Misogyny is a special case of misanthropy. It is a special case in that it is applied only to women rather than to humanity as a whole. And while “misanthropy” translates as “hatred of humans,” that isn’t actually how we use the word.
Wikipedia currently has a pretty good working definition of “misanthropy“:
Hatred is a subset of misanthropy under this definition, but it isn’t the entirety of the phenomenon. A misanthrope may be someone who doesn’t believe there is a minimum standard of treatment to which we all have a right. They may be someone who is annoyed or on their guard when other people are around. Or they may be, as in the classic Tartuffe play, someone who is constantly disappointed by the people around them.
Understanding that misogyny is a special case of this phenomenon makes it much easier to understand the usage to which the word has been put recently. Someone who doesn’t want women around unless the women abandon their “feminine” qualities is a misogynist. Someone who believes women generally lie about things for attention or “use” men for some kind of personal gain or think women are generally bad at this, that, or the other is a misogynist. Someone who doesn’t believe that women have a right to the same minimum standards of treatment as men is a misogynist. Putting misogyny is concrete terms isn’t difficult.
Nor is “misogynist” some kind of epithet. It’s a description of the views of the person in question. That people frequently disagree and disapprove of those views doesn’t change that.
Of course, this isn’t the definition you’ll see in most dictionaries. They will include the translation, not a definition that has real-world application. However, this doesn’t reflect how we actually use the word. It does reflect political pressure to minimize the perception of misogyny, but that’s a lousy basis for defining words.

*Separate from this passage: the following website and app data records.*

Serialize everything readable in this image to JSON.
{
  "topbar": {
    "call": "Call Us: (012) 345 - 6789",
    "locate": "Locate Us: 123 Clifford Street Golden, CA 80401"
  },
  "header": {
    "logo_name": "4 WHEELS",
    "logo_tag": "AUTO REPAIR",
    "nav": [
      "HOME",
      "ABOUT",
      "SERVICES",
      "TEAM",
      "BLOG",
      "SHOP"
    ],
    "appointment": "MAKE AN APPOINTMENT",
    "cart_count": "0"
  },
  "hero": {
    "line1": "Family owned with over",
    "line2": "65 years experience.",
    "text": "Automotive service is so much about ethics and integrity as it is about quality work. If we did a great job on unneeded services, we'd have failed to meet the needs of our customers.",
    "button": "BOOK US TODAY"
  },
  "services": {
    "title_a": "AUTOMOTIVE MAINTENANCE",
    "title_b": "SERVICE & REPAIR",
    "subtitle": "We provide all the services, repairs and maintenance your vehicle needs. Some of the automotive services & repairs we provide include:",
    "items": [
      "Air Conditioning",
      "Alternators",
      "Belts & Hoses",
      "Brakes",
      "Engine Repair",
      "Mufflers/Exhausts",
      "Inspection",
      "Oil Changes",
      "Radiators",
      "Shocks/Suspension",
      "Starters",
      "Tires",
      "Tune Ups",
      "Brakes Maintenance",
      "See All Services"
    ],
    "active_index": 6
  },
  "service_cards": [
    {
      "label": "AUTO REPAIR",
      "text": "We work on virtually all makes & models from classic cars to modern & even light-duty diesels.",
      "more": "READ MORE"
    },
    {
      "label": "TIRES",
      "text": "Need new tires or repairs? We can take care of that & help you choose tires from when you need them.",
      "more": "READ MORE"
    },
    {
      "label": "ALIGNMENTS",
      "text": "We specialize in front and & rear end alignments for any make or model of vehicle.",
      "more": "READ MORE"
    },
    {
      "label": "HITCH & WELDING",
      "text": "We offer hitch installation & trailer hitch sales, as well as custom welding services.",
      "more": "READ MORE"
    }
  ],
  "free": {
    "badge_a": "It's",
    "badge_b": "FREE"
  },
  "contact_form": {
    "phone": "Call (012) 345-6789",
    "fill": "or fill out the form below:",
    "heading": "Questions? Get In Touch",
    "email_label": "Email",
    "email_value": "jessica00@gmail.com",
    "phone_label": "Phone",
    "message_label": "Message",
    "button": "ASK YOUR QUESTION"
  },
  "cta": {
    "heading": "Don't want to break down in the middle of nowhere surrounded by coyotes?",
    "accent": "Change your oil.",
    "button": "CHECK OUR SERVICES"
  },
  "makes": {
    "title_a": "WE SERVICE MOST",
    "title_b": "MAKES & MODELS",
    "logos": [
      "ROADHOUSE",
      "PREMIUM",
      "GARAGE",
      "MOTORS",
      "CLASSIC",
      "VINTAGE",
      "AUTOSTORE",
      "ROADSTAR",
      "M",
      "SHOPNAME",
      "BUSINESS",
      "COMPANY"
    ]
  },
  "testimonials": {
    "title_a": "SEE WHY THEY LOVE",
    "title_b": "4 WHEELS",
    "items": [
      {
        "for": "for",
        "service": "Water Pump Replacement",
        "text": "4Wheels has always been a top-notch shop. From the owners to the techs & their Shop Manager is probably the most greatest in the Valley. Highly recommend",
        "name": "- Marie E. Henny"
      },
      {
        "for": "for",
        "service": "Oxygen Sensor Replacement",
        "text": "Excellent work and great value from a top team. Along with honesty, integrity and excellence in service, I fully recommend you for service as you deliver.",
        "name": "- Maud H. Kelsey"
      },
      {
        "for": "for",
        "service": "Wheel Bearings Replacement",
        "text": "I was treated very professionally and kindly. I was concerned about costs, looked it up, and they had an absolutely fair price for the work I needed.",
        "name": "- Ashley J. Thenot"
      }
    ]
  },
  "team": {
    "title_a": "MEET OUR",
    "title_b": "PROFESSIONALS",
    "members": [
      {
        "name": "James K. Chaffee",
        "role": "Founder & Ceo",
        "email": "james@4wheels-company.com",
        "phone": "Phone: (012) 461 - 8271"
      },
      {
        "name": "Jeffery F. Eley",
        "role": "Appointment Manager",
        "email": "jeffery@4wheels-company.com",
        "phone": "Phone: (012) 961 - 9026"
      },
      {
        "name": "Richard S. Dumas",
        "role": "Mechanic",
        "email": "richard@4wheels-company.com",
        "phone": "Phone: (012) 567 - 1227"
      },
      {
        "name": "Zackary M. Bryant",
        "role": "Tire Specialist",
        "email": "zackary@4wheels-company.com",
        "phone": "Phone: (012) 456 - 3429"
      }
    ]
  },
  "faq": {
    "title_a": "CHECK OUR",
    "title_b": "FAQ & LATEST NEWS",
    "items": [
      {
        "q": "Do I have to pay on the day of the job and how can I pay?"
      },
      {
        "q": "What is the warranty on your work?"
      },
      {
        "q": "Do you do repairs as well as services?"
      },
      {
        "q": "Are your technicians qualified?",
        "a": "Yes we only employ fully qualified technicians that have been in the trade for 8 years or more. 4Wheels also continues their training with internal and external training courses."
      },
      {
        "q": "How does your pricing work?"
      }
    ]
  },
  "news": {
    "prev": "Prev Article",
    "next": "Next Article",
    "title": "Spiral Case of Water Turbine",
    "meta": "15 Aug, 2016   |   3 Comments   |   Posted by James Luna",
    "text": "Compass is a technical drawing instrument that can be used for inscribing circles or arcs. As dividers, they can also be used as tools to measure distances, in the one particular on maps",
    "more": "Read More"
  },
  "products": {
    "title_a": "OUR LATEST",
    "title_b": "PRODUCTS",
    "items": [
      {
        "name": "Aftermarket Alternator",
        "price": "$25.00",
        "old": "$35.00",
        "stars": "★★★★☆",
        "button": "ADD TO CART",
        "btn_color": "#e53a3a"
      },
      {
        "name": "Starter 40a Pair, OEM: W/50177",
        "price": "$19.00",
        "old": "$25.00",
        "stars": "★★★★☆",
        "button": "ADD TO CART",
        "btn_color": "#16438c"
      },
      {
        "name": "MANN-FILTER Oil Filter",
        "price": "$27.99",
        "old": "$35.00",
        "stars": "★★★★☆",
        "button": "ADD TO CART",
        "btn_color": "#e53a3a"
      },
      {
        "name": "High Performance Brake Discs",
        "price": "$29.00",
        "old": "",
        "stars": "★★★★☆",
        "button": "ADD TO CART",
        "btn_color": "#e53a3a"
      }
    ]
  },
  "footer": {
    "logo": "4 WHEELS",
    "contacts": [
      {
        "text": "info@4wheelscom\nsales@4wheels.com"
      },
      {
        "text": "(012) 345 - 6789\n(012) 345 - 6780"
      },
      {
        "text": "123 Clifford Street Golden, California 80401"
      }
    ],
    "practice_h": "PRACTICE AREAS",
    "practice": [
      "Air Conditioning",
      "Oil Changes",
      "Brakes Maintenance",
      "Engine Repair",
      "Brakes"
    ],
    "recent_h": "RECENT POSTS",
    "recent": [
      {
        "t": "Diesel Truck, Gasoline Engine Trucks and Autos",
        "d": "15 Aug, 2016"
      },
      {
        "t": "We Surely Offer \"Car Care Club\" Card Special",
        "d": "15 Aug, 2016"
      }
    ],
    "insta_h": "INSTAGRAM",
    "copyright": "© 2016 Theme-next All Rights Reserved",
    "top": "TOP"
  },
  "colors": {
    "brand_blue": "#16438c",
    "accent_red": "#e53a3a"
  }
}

Definitions are supposed to reflect how we actually use words, and this is how we use “misogyny.”